What you give back must match the records below exactly.

Items from an interface collection
Start of Block
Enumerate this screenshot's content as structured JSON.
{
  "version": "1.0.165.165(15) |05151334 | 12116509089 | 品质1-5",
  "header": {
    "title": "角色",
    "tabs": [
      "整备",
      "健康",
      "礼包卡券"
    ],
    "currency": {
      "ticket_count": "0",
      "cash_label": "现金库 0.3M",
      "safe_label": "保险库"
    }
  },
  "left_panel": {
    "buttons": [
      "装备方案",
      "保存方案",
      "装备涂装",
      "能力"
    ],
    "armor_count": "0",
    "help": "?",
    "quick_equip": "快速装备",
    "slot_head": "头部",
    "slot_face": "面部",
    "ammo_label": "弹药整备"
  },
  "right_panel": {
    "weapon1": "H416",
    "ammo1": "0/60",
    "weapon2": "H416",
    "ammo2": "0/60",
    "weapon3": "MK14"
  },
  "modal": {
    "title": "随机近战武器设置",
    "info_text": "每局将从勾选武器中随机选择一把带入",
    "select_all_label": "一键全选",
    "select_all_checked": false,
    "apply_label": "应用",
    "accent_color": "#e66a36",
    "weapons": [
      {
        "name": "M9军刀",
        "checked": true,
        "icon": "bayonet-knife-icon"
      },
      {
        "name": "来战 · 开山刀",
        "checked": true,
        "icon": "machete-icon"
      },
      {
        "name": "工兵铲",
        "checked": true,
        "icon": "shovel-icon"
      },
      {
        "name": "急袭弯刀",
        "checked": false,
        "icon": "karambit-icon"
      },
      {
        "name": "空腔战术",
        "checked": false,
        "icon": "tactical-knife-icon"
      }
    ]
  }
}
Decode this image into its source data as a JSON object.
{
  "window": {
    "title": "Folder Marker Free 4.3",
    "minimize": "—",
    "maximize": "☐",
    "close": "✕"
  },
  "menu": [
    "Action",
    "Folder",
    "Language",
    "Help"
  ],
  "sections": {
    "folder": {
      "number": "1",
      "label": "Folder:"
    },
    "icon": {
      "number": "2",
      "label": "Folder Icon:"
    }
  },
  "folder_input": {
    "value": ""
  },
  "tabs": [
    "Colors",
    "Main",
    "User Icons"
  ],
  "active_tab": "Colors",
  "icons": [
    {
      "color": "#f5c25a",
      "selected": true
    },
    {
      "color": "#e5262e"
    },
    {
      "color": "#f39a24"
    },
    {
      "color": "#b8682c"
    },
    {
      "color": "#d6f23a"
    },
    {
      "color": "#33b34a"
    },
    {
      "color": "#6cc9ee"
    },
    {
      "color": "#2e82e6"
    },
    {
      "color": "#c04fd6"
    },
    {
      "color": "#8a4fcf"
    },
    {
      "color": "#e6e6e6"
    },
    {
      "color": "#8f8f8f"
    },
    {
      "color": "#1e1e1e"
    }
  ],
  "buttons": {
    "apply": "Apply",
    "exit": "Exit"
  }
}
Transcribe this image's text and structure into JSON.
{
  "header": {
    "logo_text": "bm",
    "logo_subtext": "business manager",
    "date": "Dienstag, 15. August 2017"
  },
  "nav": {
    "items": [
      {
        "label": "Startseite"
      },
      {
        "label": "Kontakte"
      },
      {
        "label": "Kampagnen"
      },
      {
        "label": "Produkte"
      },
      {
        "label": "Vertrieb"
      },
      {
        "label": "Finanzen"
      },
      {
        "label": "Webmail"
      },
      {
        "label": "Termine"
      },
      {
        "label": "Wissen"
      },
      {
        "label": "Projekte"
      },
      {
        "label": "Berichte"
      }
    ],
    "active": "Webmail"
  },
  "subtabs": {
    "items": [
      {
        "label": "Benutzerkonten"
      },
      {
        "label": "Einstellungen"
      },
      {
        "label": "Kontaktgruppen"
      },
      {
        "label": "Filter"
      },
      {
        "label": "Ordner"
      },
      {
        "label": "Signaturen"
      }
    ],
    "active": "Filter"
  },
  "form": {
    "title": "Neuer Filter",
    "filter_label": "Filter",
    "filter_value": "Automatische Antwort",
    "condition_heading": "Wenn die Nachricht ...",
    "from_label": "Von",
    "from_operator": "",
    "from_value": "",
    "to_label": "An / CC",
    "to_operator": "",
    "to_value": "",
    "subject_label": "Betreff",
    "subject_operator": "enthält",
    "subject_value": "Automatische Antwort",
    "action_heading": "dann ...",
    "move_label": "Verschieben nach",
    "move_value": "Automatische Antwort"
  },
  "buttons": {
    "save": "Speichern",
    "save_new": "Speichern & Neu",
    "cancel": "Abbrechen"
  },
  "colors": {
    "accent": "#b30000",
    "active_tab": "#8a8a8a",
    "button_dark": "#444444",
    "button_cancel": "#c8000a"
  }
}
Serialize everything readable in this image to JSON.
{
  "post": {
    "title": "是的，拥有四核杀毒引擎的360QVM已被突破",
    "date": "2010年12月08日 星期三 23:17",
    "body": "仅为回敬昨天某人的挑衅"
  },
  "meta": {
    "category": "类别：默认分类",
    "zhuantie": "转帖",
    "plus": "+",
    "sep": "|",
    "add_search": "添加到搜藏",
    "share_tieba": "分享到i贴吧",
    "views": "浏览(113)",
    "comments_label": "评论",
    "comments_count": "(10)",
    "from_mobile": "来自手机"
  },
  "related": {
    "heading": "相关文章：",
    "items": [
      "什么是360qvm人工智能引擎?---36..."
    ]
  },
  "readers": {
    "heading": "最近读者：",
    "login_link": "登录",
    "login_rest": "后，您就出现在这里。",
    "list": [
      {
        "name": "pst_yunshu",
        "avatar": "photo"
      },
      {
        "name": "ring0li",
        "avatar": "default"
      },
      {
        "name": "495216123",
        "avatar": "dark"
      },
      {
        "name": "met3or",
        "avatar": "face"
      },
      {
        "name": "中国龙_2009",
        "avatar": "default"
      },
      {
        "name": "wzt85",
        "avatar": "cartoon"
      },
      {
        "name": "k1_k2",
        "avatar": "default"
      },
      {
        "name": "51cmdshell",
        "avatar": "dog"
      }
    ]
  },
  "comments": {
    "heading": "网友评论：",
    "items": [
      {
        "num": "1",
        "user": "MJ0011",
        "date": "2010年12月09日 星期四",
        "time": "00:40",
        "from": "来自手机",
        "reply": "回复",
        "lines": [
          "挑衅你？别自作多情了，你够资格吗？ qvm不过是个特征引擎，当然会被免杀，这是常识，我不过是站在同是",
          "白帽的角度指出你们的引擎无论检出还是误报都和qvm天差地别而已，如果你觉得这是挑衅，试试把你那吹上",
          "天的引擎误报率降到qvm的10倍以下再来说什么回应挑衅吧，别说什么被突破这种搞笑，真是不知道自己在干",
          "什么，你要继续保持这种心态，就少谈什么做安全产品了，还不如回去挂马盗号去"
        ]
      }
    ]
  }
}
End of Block
__RESPONSE BOX__.
Enumerate this screenshot's content as structured JSON.
{
  "version": "1.0.165.165(15) |05151334 | 12116509089 | 品质1-5",
  "header": {
    "title": "角色",
    "tabs": [
      "整备",
      "健康",
      "礼包卡券"
    ],
    "currency": {
      "ticket_count": "0",
      "cash_label": "现金库 0.3M",
      "safe_label": "保险库"
    }
  },
  "left_panel": {
    "buttons": [
      "装备方案",
      "保存方案",
      "装备涂装",
      "能力"
    ],
    "armor_count": "0",
    "help": "?",
    "quick_equip": "快速装备",
    "slot_head": "头部",
    "slot_face": "面部",
    "ammo_label": "弹药整备"
  },
  "right_panel": {
    "weapon1": "H416",
    "ammo1": "0/60",
    "weapon2": "H416",
    "ammo2": "0/60",
    "weapon3": "MK14"
  },
  "modal": {
    "title": "随机近战武器设置",
    "info_text": "每局将从勾选武器中随机选择一把带入",
    "select_all_label": "一键全选",
    "select_all_checked": false,
    "apply_label": "应用",
    "accent_color": "#e66a36",
    "weapons": [
      {
        "name": "M9军刀",
        "checked": true,
        "icon": "bayonet-knife-icon"
      },
      {
        "name": "来战 · 开山刀",
        "checked": true,
        "icon": "machete-icon"
      },
      {
        "name": "工兵铲",
        "checked": true,
        "icon": "shovel-icon"
      },
      {
        "name": "急袭弯刀",
        "checked": false,
        "icon": "karambit-icon"
      },
      {
        "name": "空腔战术",
        "checked": false,
        "icon": "tactical-knife-icon"
      }
    ]
  }
}
Decode this image into its source data as a JSON object.
{
  "window": {
    "title": "Folder Marker Free 4.3",
    "minimize": "—",
    "maximize": "☐",
    "close": "✕"
  },
  "menu": [
    "Action",
    "Folder",
    "Language",
    "Help"
  ],
  "sections": {
    "folder": {
      "number": "1",
      "label": "Folder:"
    },
    "icon": {
      "number": "2",
      "label": "Folder Icon:"
    }
  },
  "folder_input": {
    "value": ""
  },
  "tabs": [
    "Colors",
    "Main",
    "User Icons"
  ],
  "active_tab": "Colors",
  "icons": [
    {
      "color": "#f5c25a",
      "selected": true
    },
    {
      "color": "#e5262e"
    },
    {
      "color": "#f39a24"
    },
    {
      "color": "#b8682c"
    },
    {
      "color": "#d6f23a"
    },
    {
      "color": "#33b34a"
    },
    {
      "color": "#6cc9ee"
    },
    {
      "color": "#2e82e6"
    },
    {
      "color": "#c04fd6"
    },
    {
      "color": "#8a4fcf"
    },
    {
      "color": "#e6e6e6"
    },
    {
      "color": "#8f8f8f"
    },
    {
      "color": "#1e1e1e"
    }
  ],
  "buttons": {
    "apply": "Apply",
    "exit": "Exit"
  }
}
Transcribe this image's text and structure into JSON.
{
  "header": {
    "logo_text": "bm",
    "logo_subtext": "business manager",
    "date": "Dienstag, 15. August 2017"
  },
  "nav": {
    "items": [
      {
        "label": "Startseite"
      },
      {
        "label": "Kontakte"
      },
      {
        "label": "Kampagnen"
      },
      {
        "label": "Produkte"
      },
      {
        "label": "Vertrieb"
      },
      {
        "label": "Finanzen"
      },
      {
        "label": "Webmail"
      },
      {
        "label": "Termine"
      },
      {
        "label": "Wissen"
      },
      {
        "label": "Projekte"
      },
      {
        "label": "Berichte"
      }
    ],
    "active": "Webmail"
  },
  "subtabs": {
    "items": [
      {
        "label": "Benutzerkonten"
      },
      {
        "label": "Einstellungen"
      },
      {
        "label": "Kontaktgruppen"
      },
      {
        "label": "Filter"
      },
      {
        "label": "Ordner"
      },
      {
        "label": "Signaturen"
      }
    ],
    "active": "Filter"
  },
  "form": {
    "title": "Neuer Filter",
    "filter_label": "Filter",
    "filter_value": "Automatische Antwort",
    "condition_heading": "Wenn die Nachricht ...",
    "from_label": "Von",
    "from_operator": "",
    "from_value": "",
    "to_label": "An / CC",
    "to_operator": "",
    "to_value": "",
    "subject_label": "Betreff",
    "subject_operator": "enthält",
    "subject_value": "Automatische Antwort",
    "action_heading": "dann ...",
    "move_label": "Verschieben nach",
    "move_value": "Automatische Antwort"
  },
  "buttons": {
    "save": "Speichern",
    "save_new": "Speichern & Neu",
    "cancel": "Abbrechen"
  },
  "colors": {
    "accent": "#b30000",
    "active_tab": "#8a8a8a",
    "button_dark": "#444444",
    "button_cancel": "#c8000a"
  }
}
Serialize everything readable in this image to JSON.
{
  "post": {
    "title": "是的，拥有四核杀毒引擎的360QVM已被突破",
    "date": "2010年12月08日 星期三 23:17",
    "body": "仅为回敬昨天某人的挑衅"
  },
  "meta": {
    "category": "类别：默认分类",
    "zhuantie": "转帖",
    "plus": "+",
    "sep": "|",
    "add_search": "添加到搜藏",
    "share_tieba": "分享到i贴吧",
    "views": "浏览(113)",
    "comments_label": "评论",
    "comments_count": "(10)",
    "from_mobile": "来自手机"
  },
  "related": {
    "heading": "相关文章：",
    "items": [
      "什么是360qvm人工智能引擎?---36..."
    ]
  },
  "readers": {
    "heading": "最近读者：",
    "login_link": "登录",
    "login_rest": "后，您就出现在这里。",
    "list": [
      {
        "name": "pst_yunshu",
        "avatar": "photo"
      },
      {
        "name": "ring0li",
        "avatar": "default"
      },
      {
        "name": "495216123",
        "avatar": "dark"
      },
      {
        "name": "met3or",
        "avatar": "face"
      },
      {
        "name": "中国龙_2009",
        "avatar": "default"
      },
      {
        "name": "wzt85",
        "avatar": "cartoon"
      },
      {
        "name": "k1_k2",
        "avatar": "default"
      },
      {
        "name": "51cmdshell",
        "avatar": "dog"
      }
    ]
  },
  "comments": {
    "heading": "网友评论：",
    "items": [
      {
        "num": "1",
        "user": "MJ0011",
        "date": "2010年12月09日 星期四",
        "time": "00:40",
        "from": "来自手机",
        "reply": "回复",
        "lines": [
          "挑衅你？别自作多情了，你够资格吗？ qvm不过是个特征引擎，当然会被免杀，这是常识，我不过是站在同是",
          "白帽的角度指出你们的引擎无论检出还是误报都和qvm天差地别而已，如果你觉得这是挑衅，试试把你那吹上",
          "天的引擎误报率降到qvm的10倍以下再来说什么回应挑衅吧，别说什么被突破这种搞笑，真是不知道自己在干",
          "什么，你要继续保持这种心态，就少谈什么做安全产品了，还不如回去挂马盗号去"
        ]
      }
    ]
  }
}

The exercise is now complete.